If you’re financing through the dealer, there’s a chance you can negotiate a lower price for the car because their profit will come from the whole deal, including the interest rate on the loan.
It’s a balancing act, but many buyers prefer to keep it simple, even if it means a higher transaction price.
Do car dealers prefer cash or financing?
But that’s not how car buying works. Dealers prefer buyers who finance because they can make a profit on the loan – therefore, you should never tell them you’re paying cash. You should aim to get pricing from at least 10 dealerships.
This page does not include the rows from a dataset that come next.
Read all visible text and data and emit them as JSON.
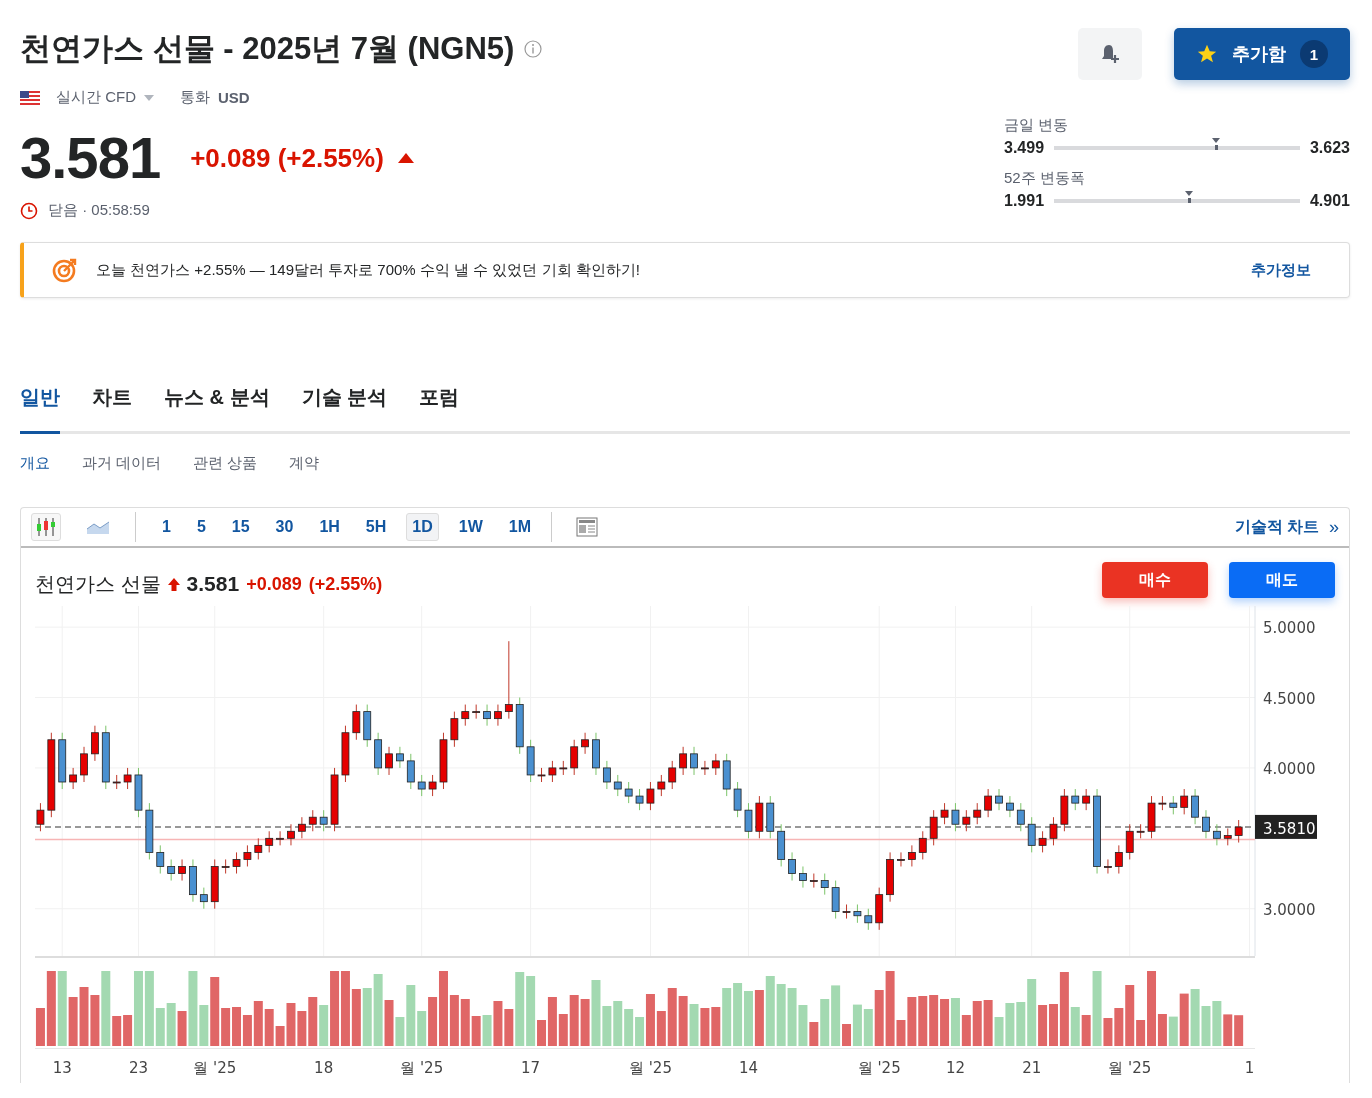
{
  "header": {
    "title": "천연가스 선물 - 2025년 7월 (NGN5)",
    "market": "실시간 CFD",
    "currency_label": "통화",
    "currency": "USD",
    "watch_button": {
      "label": "추가함",
      "count": "1"
    }
  },
  "quote": {
    "price": "3.581",
    "change": "+0.089 (+2.55%)",
    "status": "닫음 · 05:58:59"
  },
  "ranges": [
    {
      "label": "금일 변동",
      "low": "3.499",
      "high": "3.623",
      "level": 0.66
    },
    {
      "label": "52주 변동폭",
      "low": "1.991",
      "high": "4.901",
      "level": 0.55
    }
  ],
  "banner": {
    "text": "오늘 천연가스 +2.55% — 149달러 투자로 700% 수익 낼 수 있었던 기회 확인하기!",
    "link": "추가정보"
  },
  "tabs": [
    {
      "label": "일반",
      "selected": true
    },
    {
      "label": "차트",
      "selected": false
    },
    {
      "label": "뉴스 & 분석",
      "selected": false
    },
    {
      "label": "기술 분석",
      "selected": false
    },
    {
      "label": "포럼",
      "selected": false
    }
  ],
  "subtabs": [
    {
      "label": "개요",
      "selected": true
    },
    {
      "label": "과거 데이터",
      "selected": false
    },
    {
      "label": "관련 상품",
      "selected": false
    },
    {
      "label": "계약",
      "selected": false
    }
  ],
  "toolbar": {
    "chart_types": [
      {
        "kind": "candle",
        "selected": true
      },
      {
        "kind": "area",
        "selected": false
      }
    ],
    "intervals": [
      {
        "label": "1",
        "selected": false
      },
      {
        "label": "5",
        "selected": false
      },
      {
        "label": "15",
        "selected": false
      },
      {
        "label": "30",
        "selected": false
      },
      {
        "label": "1H",
        "selected": false
      },
      {
        "label": "5H",
        "selected": false
      },
      {
        "label": "1D",
        "selected": true
      },
      {
        "label": "1W",
        "selected": false
      },
      {
        "label": "1M",
        "selected": false
      }
    ],
    "link": "기술적 차트",
    "link_arrow": "»"
  },
  "chart": {
    "name": "천연가스 선물",
    "price": "3.581",
    "change": "+0.089",
    "percent": "(+2.55%)",
    "buy": "매수",
    "sell": "매도",
    "x_labels": [
      "13",
      "23",
      "월 '25",
      "18",
      "월 '25",
      "17",
      "월 '25",
      "14",
      "월 '25",
      "12",
      "21",
      "월 '25",
      "1"
    ],
    "chart_data": {
      "type": "candlestick",
      "grid": true,
      "ylim": [
        2.65,
        5.15
      ],
      "ref_lines": [
        {
          "axis": "y",
          "value": 3.581,
          "label": "3.5810"
        },
        {
          "axis": "y",
          "value": 3.492
        }
      ],
      "yticks": [
        {
          "value": 5,
          "label": "5.0000"
        },
        {
          "value": 4.5,
          "label": "4.5000"
        },
        {
          "value": 4,
          "label": "4.0000"
        },
        {
          "value": 3,
          "label": "3.0000"
        }
      ],
      "ohlc": [
        [
          3.6,
          3.75,
          3.55,
          3.7
        ],
        [
          3.7,
          4.25,
          3.65,
          4.2
        ],
        [
          4.2,
          4.25,
          3.85,
          3.9
        ],
        [
          3.9,
          4.0,
          3.85,
          3.95
        ],
        [
          3.95,
          4.15,
          3.9,
          4.1
        ],
        [
          4.1,
          4.3,
          4.05,
          4.25
        ],
        [
          4.25,
          4.3,
          3.85,
          3.9
        ],
        [
          3.9,
          3.95,
          3.85,
          3.9
        ],
        [
          3.9,
          4.0,
          3.85,
          3.95
        ],
        [
          3.95,
          4.0,
          3.65,
          3.7
        ],
        [
          3.7,
          3.75,
          3.35,
          3.4
        ],
        [
          3.4,
          3.45,
          3.25,
          3.3
        ],
        [
          3.3,
          3.35,
          3.2,
          3.25
        ],
        [
          3.25,
          3.35,
          3.2,
          3.3
        ],
        [
          3.3,
          3.35,
          3.05,
          3.1
        ],
        [
          3.1,
          3.15,
          3.0,
          3.05
        ],
        [
          3.05,
          3.35,
          3.0,
          3.3
        ],
        [
          3.3,
          3.35,
          3.25,
          3.3
        ],
        [
          3.3,
          3.4,
          3.25,
          3.35
        ],
        [
          3.35,
          3.45,
          3.3,
          3.4
        ],
        [
          3.4,
          3.5,
          3.35,
          3.45
        ],
        [
          3.45,
          3.55,
          3.4,
          3.5
        ],
        [
          3.5,
          3.55,
          3.45,
          3.5
        ],
        [
          3.5,
          3.6,
          3.45,
          3.55
        ],
        [
          3.55,
          3.65,
          3.5,
          3.6
        ],
        [
          3.6,
          3.7,
          3.55,
          3.65
        ],
        [
          3.65,
          3.7,
          3.55,
          3.6
        ],
        [
          3.6,
          4.0,
          3.55,
          3.95
        ],
        [
          3.95,
          4.3,
          3.9,
          4.25
        ],
        [
          4.25,
          4.45,
          4.2,
          4.4
        ],
        [
          4.4,
          4.45,
          4.15,
          4.2
        ],
        [
          4.2,
          4.25,
          3.95,
          4.0
        ],
        [
          4.0,
          4.15,
          3.95,
          4.1
        ],
        [
          4.1,
          4.15,
          4.0,
          4.05
        ],
        [
          4.05,
          4.1,
          3.85,
          3.9
        ],
        [
          3.9,
          3.95,
          3.8,
          3.85
        ],
        [
          3.85,
          3.95,
          3.8,
          3.9
        ],
        [
          3.9,
          4.25,
          3.85,
          4.2
        ],
        [
          4.2,
          4.4,
          4.15,
          4.35
        ],
        [
          4.35,
          4.45,
          4.3,
          4.4
        ],
        [
          4.4,
          4.45,
          4.35,
          4.4
        ],
        [
          4.4,
          4.45,
          4.3,
          4.35
        ],
        [
          4.35,
          4.45,
          4.3,
          4.4
        ],
        [
          4.4,
          4.9,
          4.35,
          4.45
        ],
        [
          4.45,
          4.5,
          4.1,
          4.15
        ],
        [
          4.15,
          4.2,
          3.9,
          3.95
        ],
        [
          3.95,
          4.0,
          3.9,
          3.95
        ],
        [
          3.95,
          4.05,
          3.9,
          4.0
        ],
        [
          4.0,
          4.05,
          3.95,
          4.0
        ],
        [
          4.0,
          4.2,
          3.95,
          4.15
        ],
        [
          4.15,
          4.25,
          4.1,
          4.2
        ],
        [
          4.2,
          4.25,
          3.95,
          4.0
        ],
        [
          4.0,
          4.05,
          3.85,
          3.9
        ],
        [
          3.9,
          3.95,
          3.8,
          3.85
        ],
        [
          3.85,
          3.9,
          3.75,
          3.8
        ],
        [
          3.8,
          3.85,
          3.7,
          3.75
        ],
        [
          3.75,
          3.9,
          3.7,
          3.85
        ],
        [
          3.85,
          3.95,
          3.8,
          3.9
        ],
        [
          3.9,
          4.05,
          3.85,
          4.0
        ],
        [
          4.0,
          4.15,
          3.95,
          4.1
        ],
        [
          4.1,
          4.15,
          3.95,
          4.0
        ],
        [
          4.0,
          4.05,
          3.95,
          4.0
        ],
        [
          4.0,
          4.1,
          3.95,
          4.05
        ],
        [
          4.05,
          4.1,
          3.8,
          3.85
        ],
        [
          3.85,
          3.9,
          3.65,
          3.7
        ],
        [
          3.7,
          3.75,
          3.5,
          3.55
        ],
        [
          3.55,
          3.8,
          3.5,
          3.75
        ],
        [
          3.75,
          3.8,
          3.5,
          3.55
        ],
        [
          3.55,
          3.6,
          3.3,
          3.35
        ],
        [
          3.35,
          3.4,
          3.2,
          3.25
        ],
        [
          3.25,
          3.3,
          3.15,
          3.2
        ],
        [
          3.2,
          3.25,
          3.15,
          3.2
        ],
        [
          3.2,
          3.25,
          3.1,
          3.15
        ],
        [
          3.15,
          3.2,
          2.93,
          2.98
        ],
        [
          2.98,
          3.03,
          2.93,
          2.98
        ],
        [
          2.98,
          3.03,
          2.9,
          2.95
        ],
        [
          2.95,
          3.0,
          2.85,
          2.9
        ],
        [
          2.9,
          3.15,
          2.85,
          3.1
        ],
        [
          3.1,
          3.4,
          3.05,
          3.35
        ],
        [
          3.35,
          3.4,
          3.3,
          3.35
        ],
        [
          3.35,
          3.45,
          3.3,
          3.4
        ],
        [
          3.4,
          3.55,
          3.35,
          3.5
        ],
        [
          3.5,
          3.7,
          3.45,
          3.65
        ],
        [
          3.65,
          3.75,
          3.6,
          3.7
        ],
        [
          3.7,
          3.75,
          3.55,
          3.6
        ],
        [
          3.6,
          3.7,
          3.55,
          3.65
        ],
        [
          3.65,
          3.75,
          3.6,
          3.7
        ],
        [
          3.7,
          3.85,
          3.65,
          3.8
        ],
        [
          3.8,
          3.85,
          3.7,
          3.75
        ],
        [
          3.75,
          3.8,
          3.65,
          3.7
        ],
        [
          3.7,
          3.75,
          3.55,
          3.6
        ],
        [
          3.6,
          3.65,
          3.4,
          3.45
        ],
        [
          3.45,
          3.55,
          3.4,
          3.5
        ],
        [
          3.5,
          3.65,
          3.45,
          3.6
        ],
        [
          3.6,
          3.85,
          3.55,
          3.8
        ],
        [
          3.8,
          3.85,
          3.7,
          3.75
        ],
        [
          3.75,
          3.85,
          3.7,
          3.8
        ],
        [
          3.8,
          3.85,
          3.25,
          3.3
        ],
        [
          3.3,
          3.35,
          3.25,
          3.3
        ],
        [
          3.3,
          3.45,
          3.25,
          3.4
        ],
        [
          3.4,
          3.6,
          3.35,
          3.55
        ],
        [
          3.55,
          3.6,
          3.5,
          3.55
        ],
        [
          3.55,
          3.8,
          3.5,
          3.75
        ],
        [
          3.75,
          3.8,
          3.7,
          3.75
        ],
        [
          3.75,
          3.8,
          3.67,
          3.72
        ],
        [
          3.72,
          3.85,
          3.67,
          3.8
        ],
        [
          3.8,
          3.85,
          3.6,
          3.65
        ],
        [
          3.65,
          3.7,
          3.5,
          3.55
        ],
        [
          3.55,
          3.6,
          3.45,
          3.5
        ],
        [
          3.5,
          3.57,
          3.45,
          3.52
        ],
        [
          3.52,
          3.63,
          3.47,
          3.58
        ]
      ]
    }
  }
}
Since each dealer is selling a commodity, you want to get them in a bidding war.
Can you negotiate when financing a car?
Pay for the car in cash or get your own financing if you can, but don’t reveal how you’re going to pay until after you’ve negotiated down the total car price. (Dealers may be less likely to negotiate if they know they can’t profit from your financing.)
Is financing through a dealership a bad idea?
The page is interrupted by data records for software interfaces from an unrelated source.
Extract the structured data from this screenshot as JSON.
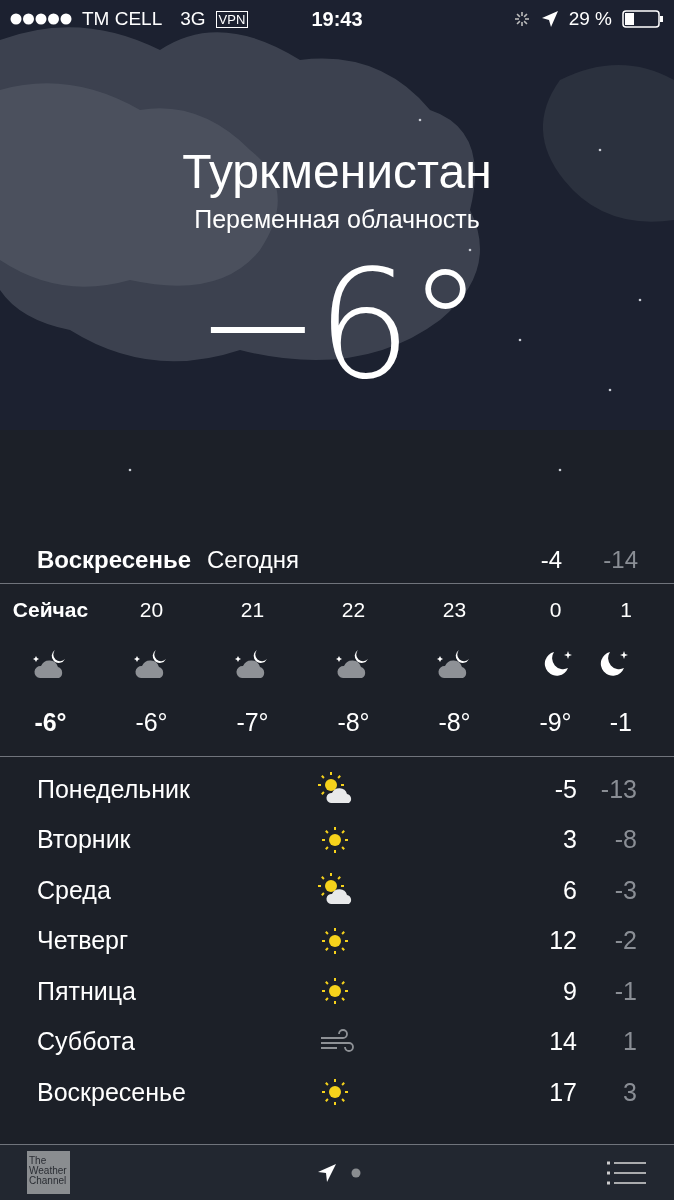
{
  "status_bar": {
    "carrier": "TM CELL",
    "network": "3G",
    "vpn": "VPN",
    "time": "19:43",
    "battery": "29 %"
  },
  "location": {
    "city": "Туркменистан",
    "condition": "Переменная облачность",
    "temperature": "−6°"
  },
  "today": {
    "day": "Воскресенье",
    "label": "Сегодня",
    "high": "-4",
    "low": "-14"
  },
  "hourly": [
    {
      "time": "Сейчас",
      "kind": "partly-cloudy-night",
      "temp": "-6°",
      "now": true
    },
    {
      "time": "20",
      "kind": "partly-cloudy-night",
      "temp": "-6°",
      "now": false
    },
    {
      "time": "21",
      "kind": "partly-cloudy-night",
      "temp": "-7°",
      "now": false
    },
    {
      "time": "22",
      "kind": "partly-cloudy-night",
      "temp": "-8°",
      "now": false
    },
    {
      "time": "23",
      "kind": "partly-cloudy-night",
      "temp": "-8°",
      "now": false
    },
    {
      "time": "0",
      "kind": "clear-night",
      "temp": "-9°",
      "now": false
    },
    {
      "time": "1",
      "kind": "clear-night",
      "temp": "-1",
      "now": false
    }
  ],
  "daily": [
    {
      "day": "Понедельник",
      "kind": "partly-sunny",
      "high": "-5",
      "low": "-13"
    },
    {
      "day": "Вторник",
      "kind": "sunny",
      "high": "3",
      "low": "-8"
    },
    {
      "day": "Среда",
      "kind": "partly-sunny",
      "high": "6",
      "low": "-3"
    },
    {
      "day": "Четверг",
      "kind": "sunny",
      "high": "12",
      "low": "-2"
    },
    {
      "day": "Пятница",
      "kind": "sunny",
      "high": "9",
      "low": "-1"
    },
    {
      "day": "Суббота",
      "kind": "windy",
      "high": "14",
      "low": "1"
    },
    {
      "day": "Воскресенье",
      "kind": "sunny",
      "high": "17",
      "low": "3"
    }
  ],
  "footer": {
    "logo": "The Weather Channel"
  }
}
Some types of dealerships finance auto loans “in-house” to borrowers with no credit or poor credit. The interest rate on loans from these dealerships can be much higher than loans from a bank, credit union, or other type of lender. Consider whether the cost of the loan outweighs the benefit of buying the vehicle.
How much can you haggle on a new car?
Focus any negotiation on that dealer cost. For an average car, 2% above the dealer’s invoice price is a reasonably good deal. A hot-selling car may have little room for negotiation, while you may be able to go even lower with a slow-selling model. Salespeople will usually try to negotiate based on the MSRP.